*** Input material Section Begins ***

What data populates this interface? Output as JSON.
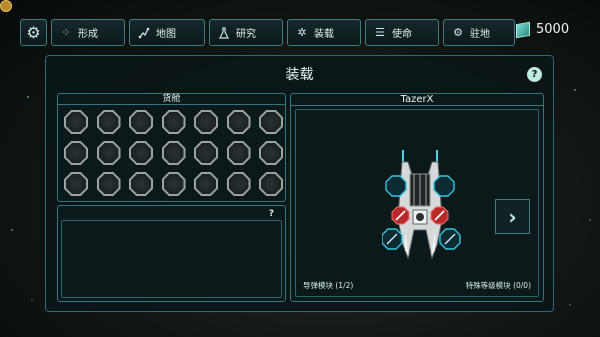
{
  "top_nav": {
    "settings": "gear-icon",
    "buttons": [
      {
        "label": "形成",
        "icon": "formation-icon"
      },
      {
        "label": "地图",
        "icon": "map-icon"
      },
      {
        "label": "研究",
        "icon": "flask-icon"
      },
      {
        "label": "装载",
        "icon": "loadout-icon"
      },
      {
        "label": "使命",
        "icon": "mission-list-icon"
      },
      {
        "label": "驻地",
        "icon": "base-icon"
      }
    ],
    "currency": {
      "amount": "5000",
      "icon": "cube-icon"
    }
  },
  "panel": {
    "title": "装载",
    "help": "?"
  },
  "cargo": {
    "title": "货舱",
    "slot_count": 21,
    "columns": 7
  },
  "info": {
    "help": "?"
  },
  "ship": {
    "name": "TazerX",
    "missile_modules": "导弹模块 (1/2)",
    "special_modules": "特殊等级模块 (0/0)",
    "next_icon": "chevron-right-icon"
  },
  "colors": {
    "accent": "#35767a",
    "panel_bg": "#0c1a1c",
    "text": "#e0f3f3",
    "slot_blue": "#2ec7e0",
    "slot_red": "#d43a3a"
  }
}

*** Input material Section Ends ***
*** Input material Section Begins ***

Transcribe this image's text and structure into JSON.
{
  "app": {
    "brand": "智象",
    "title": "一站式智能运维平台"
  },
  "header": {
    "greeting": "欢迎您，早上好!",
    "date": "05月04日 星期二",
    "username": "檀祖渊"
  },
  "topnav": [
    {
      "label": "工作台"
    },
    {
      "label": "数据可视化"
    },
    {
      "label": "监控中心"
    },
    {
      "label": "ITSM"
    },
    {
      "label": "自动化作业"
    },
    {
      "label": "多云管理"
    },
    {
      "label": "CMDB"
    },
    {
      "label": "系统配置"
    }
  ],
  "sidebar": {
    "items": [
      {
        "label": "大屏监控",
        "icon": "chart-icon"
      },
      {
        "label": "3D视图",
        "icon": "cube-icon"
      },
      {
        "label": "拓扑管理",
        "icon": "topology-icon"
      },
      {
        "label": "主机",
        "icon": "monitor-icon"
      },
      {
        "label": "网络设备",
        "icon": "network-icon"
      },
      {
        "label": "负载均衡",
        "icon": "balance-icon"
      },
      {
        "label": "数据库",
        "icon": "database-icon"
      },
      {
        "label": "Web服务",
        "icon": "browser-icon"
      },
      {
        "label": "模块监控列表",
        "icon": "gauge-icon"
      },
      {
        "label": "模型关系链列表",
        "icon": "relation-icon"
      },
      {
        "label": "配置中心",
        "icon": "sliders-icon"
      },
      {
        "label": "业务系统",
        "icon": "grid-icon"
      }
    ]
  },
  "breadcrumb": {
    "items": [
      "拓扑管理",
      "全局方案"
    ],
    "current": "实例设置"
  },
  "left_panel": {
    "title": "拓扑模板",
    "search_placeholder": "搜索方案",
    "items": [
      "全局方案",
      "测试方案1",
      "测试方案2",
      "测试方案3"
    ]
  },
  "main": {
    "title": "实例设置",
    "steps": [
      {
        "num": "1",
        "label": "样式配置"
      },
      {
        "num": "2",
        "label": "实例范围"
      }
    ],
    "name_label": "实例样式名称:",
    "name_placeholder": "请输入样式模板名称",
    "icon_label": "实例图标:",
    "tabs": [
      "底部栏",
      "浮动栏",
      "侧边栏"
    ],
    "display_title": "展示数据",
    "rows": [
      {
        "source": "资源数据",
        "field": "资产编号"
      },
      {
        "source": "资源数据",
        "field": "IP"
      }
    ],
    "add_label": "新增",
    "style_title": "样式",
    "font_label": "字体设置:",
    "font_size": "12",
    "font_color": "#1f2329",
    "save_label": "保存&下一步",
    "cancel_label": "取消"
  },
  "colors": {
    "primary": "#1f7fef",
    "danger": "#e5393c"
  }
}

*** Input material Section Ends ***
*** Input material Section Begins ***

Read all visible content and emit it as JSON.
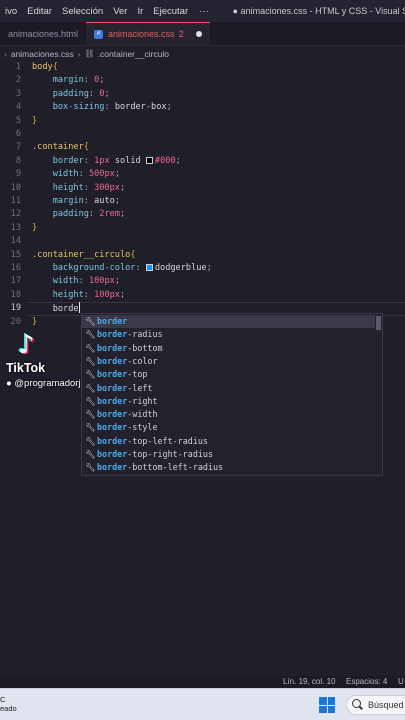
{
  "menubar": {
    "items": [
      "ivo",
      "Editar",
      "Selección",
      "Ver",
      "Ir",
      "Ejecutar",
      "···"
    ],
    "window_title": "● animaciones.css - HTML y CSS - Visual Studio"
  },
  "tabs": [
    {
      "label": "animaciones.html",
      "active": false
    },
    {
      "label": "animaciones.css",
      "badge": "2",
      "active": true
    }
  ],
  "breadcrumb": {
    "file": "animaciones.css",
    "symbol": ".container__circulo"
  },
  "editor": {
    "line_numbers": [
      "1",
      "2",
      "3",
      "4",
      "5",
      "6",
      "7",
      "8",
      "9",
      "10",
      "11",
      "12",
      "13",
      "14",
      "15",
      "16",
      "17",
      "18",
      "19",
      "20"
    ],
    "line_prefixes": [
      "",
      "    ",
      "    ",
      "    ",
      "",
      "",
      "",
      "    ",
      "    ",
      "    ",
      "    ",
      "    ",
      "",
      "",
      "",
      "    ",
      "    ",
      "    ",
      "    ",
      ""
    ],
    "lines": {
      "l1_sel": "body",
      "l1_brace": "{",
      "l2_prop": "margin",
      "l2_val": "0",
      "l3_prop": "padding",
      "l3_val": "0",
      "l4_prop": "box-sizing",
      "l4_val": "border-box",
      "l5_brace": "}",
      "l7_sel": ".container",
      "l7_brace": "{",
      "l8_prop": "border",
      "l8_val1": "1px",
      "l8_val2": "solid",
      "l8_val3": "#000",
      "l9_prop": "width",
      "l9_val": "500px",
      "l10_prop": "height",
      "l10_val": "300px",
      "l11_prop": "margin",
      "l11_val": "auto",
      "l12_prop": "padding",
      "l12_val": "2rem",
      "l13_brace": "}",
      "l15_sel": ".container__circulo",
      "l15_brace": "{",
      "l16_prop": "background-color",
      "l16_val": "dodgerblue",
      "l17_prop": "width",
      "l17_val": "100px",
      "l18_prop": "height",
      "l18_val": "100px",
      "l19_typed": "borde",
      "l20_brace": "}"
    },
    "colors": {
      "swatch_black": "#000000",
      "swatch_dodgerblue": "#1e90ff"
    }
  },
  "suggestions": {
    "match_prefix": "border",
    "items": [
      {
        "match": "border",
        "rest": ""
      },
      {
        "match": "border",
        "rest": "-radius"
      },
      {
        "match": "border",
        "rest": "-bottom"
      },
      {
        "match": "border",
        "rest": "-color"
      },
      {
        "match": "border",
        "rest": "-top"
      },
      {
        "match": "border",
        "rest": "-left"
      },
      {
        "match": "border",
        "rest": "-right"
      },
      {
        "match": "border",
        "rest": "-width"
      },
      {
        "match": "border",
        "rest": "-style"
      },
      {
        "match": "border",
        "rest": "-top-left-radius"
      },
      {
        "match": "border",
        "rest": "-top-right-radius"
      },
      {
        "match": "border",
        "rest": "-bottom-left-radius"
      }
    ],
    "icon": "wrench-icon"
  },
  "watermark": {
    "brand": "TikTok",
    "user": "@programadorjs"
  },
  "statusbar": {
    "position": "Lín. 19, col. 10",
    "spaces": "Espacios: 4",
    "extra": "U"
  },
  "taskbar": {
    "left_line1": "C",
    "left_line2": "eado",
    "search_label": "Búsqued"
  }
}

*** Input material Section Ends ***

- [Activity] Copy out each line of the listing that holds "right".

- [Answer area]
    "next_icon": "chevron-right-icon"
        "rest": "-right"
        "rest": "-top-right-radius"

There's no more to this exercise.